Provided data below:
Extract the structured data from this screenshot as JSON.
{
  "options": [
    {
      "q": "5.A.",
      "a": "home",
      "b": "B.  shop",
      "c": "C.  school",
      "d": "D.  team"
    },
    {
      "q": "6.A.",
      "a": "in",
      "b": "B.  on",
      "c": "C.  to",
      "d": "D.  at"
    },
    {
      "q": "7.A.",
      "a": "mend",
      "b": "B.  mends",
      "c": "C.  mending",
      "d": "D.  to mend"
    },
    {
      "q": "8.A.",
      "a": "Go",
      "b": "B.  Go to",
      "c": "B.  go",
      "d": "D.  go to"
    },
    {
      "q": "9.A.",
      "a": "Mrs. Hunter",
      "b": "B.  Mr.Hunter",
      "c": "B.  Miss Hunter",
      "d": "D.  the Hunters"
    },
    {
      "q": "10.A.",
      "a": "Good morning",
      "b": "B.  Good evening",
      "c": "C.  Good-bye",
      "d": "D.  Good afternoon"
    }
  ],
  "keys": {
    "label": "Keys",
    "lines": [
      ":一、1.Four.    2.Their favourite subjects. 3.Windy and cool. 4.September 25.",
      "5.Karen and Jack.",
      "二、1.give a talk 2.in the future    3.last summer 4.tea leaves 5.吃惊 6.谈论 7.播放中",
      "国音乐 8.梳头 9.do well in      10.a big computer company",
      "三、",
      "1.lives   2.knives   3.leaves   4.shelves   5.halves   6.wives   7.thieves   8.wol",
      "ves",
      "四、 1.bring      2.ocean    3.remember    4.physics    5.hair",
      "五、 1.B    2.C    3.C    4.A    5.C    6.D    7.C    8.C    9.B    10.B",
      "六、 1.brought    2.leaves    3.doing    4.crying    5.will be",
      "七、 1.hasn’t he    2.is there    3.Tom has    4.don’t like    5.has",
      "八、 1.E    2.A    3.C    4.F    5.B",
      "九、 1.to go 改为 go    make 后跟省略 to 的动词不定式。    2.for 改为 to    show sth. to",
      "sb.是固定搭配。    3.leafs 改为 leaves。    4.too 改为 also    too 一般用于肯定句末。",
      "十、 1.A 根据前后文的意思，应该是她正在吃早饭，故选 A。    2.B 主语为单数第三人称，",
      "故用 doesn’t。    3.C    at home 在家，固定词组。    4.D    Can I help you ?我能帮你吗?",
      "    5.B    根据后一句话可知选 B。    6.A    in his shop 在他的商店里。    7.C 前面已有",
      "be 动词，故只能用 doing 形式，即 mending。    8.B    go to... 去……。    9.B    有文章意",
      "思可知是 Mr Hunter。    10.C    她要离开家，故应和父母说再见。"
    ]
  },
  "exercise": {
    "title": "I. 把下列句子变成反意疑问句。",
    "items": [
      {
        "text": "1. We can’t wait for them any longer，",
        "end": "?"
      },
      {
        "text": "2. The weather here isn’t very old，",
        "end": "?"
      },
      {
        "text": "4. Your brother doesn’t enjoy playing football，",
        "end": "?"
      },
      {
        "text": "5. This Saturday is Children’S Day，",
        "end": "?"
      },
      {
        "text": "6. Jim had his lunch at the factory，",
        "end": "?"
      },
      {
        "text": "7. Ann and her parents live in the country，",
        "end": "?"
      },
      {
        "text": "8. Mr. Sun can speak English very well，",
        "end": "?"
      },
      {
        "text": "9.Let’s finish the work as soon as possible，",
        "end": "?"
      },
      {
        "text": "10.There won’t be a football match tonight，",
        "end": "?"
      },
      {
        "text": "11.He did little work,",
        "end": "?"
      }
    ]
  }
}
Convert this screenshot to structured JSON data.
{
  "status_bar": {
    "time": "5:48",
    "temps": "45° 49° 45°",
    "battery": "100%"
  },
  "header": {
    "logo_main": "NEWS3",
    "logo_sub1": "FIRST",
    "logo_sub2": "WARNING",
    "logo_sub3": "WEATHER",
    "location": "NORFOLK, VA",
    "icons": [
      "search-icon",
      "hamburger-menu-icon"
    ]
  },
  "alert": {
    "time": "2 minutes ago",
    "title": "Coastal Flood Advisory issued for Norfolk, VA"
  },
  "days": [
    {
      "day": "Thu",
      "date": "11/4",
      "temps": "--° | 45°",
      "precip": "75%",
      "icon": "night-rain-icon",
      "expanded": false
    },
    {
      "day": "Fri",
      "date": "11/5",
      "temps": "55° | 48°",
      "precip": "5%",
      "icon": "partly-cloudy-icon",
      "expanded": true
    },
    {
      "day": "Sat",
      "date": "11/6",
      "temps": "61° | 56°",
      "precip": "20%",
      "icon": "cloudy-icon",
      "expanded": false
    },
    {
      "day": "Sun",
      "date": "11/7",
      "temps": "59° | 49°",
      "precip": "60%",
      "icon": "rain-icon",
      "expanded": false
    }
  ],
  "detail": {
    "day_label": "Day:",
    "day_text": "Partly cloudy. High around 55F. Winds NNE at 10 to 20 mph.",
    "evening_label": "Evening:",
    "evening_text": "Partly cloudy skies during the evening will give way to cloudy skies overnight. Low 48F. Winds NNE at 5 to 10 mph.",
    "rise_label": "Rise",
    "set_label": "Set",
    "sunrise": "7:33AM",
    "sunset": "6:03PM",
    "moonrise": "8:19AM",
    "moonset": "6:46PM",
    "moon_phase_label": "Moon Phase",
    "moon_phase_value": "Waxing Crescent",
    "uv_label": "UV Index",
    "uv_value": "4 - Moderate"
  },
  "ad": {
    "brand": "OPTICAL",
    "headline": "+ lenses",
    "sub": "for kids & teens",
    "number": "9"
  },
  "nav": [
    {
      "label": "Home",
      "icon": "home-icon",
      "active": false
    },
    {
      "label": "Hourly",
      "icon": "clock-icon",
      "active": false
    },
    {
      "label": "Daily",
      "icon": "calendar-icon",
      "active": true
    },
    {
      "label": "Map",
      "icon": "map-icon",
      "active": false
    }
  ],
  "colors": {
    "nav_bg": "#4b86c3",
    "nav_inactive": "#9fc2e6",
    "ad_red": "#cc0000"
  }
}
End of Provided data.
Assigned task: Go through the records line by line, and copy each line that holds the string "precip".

Exercise answer:
      "precip": "75%",
      "precip": "5%",
      "precip": "20%",
      "precip": "60%",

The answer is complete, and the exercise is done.